Archive for May, 2009

vacuum packed versus nature’s sack

Saturday, May 23rd, 2009

 If you grew up in America, you are probably quite good at something that most Togolese find baffling.  Probably your great-grandparents would have found it puzzling as well.  I’m talking about packaging.  Chip bags, ziplocks, candy cane wrappers, or even bottles of lotion and shampoo all count as unnatural forms of packaging.  Most of these types of “emballage”  are new here.  Several times I’ve offered American candy or treats to my Togolese friends, only to watch them struggle for a while before I take it back and remove the packaging for them. 
      Here, most food is purchased whole, although the woman at the market might kindly give you a small black bag in which to carry your beans or chunks of dried fish. 
      Many Americans would starve if they had to deal with food the way it comes here – in its original packaging.  Could you make your own corn flour from corn on the cob?  Could you make peanut butter from unshelled peanuts?  I won’t even ask about chicken nuggets.  I know which form of packaging (vacuum packed vs natural) is better for the environment, better for our health, and even better for our understanding of how the world works.  

one laptop per child

Friday, May 22nd, 2009

A volunteer here lent me her OLPC laptop to take around and introduce to teachers and computer professionals here in Sokode.  This laptop got a lot of press recently for trying to develop a machine that can be used in developing countries to introduce children to computers.

I brought it to my computer training of trainers.  I tried to explain that the computer is cheap, durable, and for education.  They looked at, but at first did not understand that it is for children.  It was like I had showed up with a porshe and said it was for preschoolers.  Why would someone give a computer to kids?  I finally opened a simple math game and showed them how to play.  They finally got the idea, that yes, technology can be used as a tool to learn other things, like math.

I think the laptops are a great idea, but I saw that there will be challenges in changing the paradrigm about computers.  The idea here is that Computers are fancy technology for big important people, and one must be trained on using computers themselves extensively.  Giving computer to children to help with their schooling is a novel and foreign idea.

But after playing awhile themselves, they seemed to get the idea and started asking how they could acquire them.

Ben Stiller as Rebecca

Monday, May 18th, 2009

Every now and then I end up in uncomfortable situations with no escape or alternative. Often, my best solution it to imagine the same scene with Ben Stiller in my place. I pretend I’m watching the movie and laughing at his discomfort instead of experiencing it myself.

For example, last week I travelled in Ghana. I had a 5 hour trip on a packed mini-bus full of about 30 people. Every inch was crammed with sweaty bodies; even the aisle was filled with pulled down seats. A young man with pearly white teeth stood up in the front and started preaching in a local Ghanian language. He was strong! He was loud! He was ardent and true! Every few sentences the force of his voice made me jump, even though I knew it was coming. The crowd responded with emotion. When he asked them to hold up their hands to God, everyone on the bus did except me. When they sang, the passengers poured their hearts into it. When it was time to pray and everyone put their heads down, the man sitting behind me used his hand to push my head down as well.

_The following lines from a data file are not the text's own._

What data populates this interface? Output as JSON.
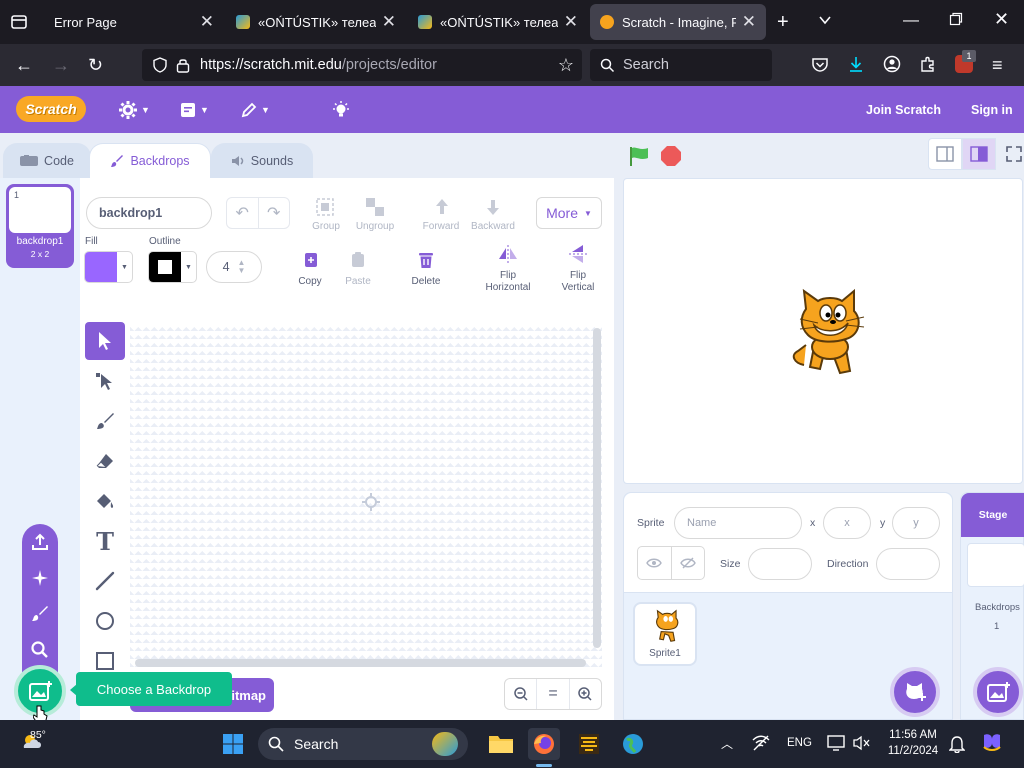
{
  "browser": {
    "tabs": [
      {
        "title": "Error Page",
        "active": false
      },
      {
        "title": "«OŃTÚSTIK» телеарна",
        "active": false
      },
      {
        "title": "«OŃTÚSTIK» телеарна",
        "active": false
      },
      {
        "title": "Scratch - Imagine, Prog",
        "active": true
      }
    ],
    "url_host": "https://scratch.mit.edu",
    "url_path": "/projects/editor",
    "search_placeholder": "Search",
    "ext_badge": "1"
  },
  "scratch_menu": {
    "logo": "Scratch",
    "join": "Join Scratch",
    "signin": "Sign in",
    "accent": "#855cd6"
  },
  "editor_tabs": {
    "code": "Code",
    "backdrops": "Backdrops",
    "sounds": "Sounds"
  },
  "backdrop_list": {
    "index": "1",
    "name": "backdrop1",
    "size": "2 x 2"
  },
  "paint": {
    "costume_name": "backdrop1",
    "group": "Group",
    "ungroup": "Ungroup",
    "forward": "Forward",
    "backward": "Backward",
    "more": "More",
    "fill_label": "Fill",
    "outline_label": "Outline",
    "outline_width": "4",
    "copy": "Copy",
    "paste": "Paste",
    "delete": "Delete",
    "flip_h": "Flip\nHorizontal",
    "flip_v": "Flip\nVertical",
    "convert": "itmap",
    "fill_color": "#9966ff",
    "outline_color": "#000000"
  },
  "tooltip": {
    "text": "Choose a Backdrop"
  },
  "sprite_info": {
    "sprite_label": "Sprite",
    "name_placeholder": "Name",
    "x_label": "x",
    "x_placeholder": "x",
    "y_label": "y",
    "y_placeholder": "y",
    "size_label": "Size",
    "direction_label": "Direction",
    "sprite_name": "Sprite1"
  },
  "stage_panel": {
    "title": "Stage",
    "backdrops_label": "Backdrops",
    "backdrops_count": "1"
  },
  "taskbar": {
    "temp": "85°",
    "search": "Search",
    "lang": "ENG",
    "time": "11:56 AM",
    "date": "11/2/2024"
  }
}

I used my trick and imagined Ben Stiller stuck in the middle of the crowd, physically different, dressed differently and not speaking the language; stuck there for hours. I started giggling and couldn’t stop for a good 5 minutes.

Ah Ben Stiller, what a funny guy.


Friday, May 1st, 2009

After a couple relaxing days in a posh part of Accra, I’m off to a beach resort.

I’ll be meeting some friends there.  And you thought I don’t have any fun here.